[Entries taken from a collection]
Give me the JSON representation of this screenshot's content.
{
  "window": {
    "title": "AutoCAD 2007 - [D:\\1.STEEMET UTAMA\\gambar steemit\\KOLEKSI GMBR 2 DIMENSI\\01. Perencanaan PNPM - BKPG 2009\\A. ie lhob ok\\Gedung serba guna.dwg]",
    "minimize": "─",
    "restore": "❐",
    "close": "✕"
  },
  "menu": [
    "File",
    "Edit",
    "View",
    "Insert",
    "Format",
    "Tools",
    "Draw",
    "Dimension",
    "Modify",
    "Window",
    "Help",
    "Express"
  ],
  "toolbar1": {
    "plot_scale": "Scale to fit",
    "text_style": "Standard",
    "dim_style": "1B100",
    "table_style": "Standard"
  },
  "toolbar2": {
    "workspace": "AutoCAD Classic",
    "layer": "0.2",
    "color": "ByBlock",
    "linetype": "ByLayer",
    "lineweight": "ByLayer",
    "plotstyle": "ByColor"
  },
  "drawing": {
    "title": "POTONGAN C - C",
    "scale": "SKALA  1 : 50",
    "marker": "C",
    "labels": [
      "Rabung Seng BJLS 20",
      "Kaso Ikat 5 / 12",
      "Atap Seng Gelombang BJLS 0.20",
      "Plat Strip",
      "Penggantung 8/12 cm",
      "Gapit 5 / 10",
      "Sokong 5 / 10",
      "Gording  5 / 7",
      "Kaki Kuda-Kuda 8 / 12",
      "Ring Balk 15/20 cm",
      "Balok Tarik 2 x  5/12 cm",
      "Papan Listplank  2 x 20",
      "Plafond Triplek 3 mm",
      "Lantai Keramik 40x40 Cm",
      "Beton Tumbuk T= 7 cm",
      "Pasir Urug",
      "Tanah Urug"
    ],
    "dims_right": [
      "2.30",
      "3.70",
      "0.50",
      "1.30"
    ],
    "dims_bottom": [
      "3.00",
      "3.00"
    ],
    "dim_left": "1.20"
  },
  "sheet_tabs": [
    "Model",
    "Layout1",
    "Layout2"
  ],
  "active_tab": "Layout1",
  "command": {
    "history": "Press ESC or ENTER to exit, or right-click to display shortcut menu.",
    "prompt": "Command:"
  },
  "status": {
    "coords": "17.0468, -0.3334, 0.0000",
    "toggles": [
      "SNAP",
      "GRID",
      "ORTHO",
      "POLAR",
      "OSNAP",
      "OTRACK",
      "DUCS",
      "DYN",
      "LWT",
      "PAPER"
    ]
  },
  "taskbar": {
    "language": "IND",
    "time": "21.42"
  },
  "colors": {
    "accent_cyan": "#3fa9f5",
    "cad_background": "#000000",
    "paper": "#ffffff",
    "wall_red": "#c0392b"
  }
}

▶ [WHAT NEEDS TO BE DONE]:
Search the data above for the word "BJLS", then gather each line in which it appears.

▶ [RESULT BELOW]:
      "Rabung Seng BJLS 20",
      "Atap Seng Gelombang BJLS 0.20",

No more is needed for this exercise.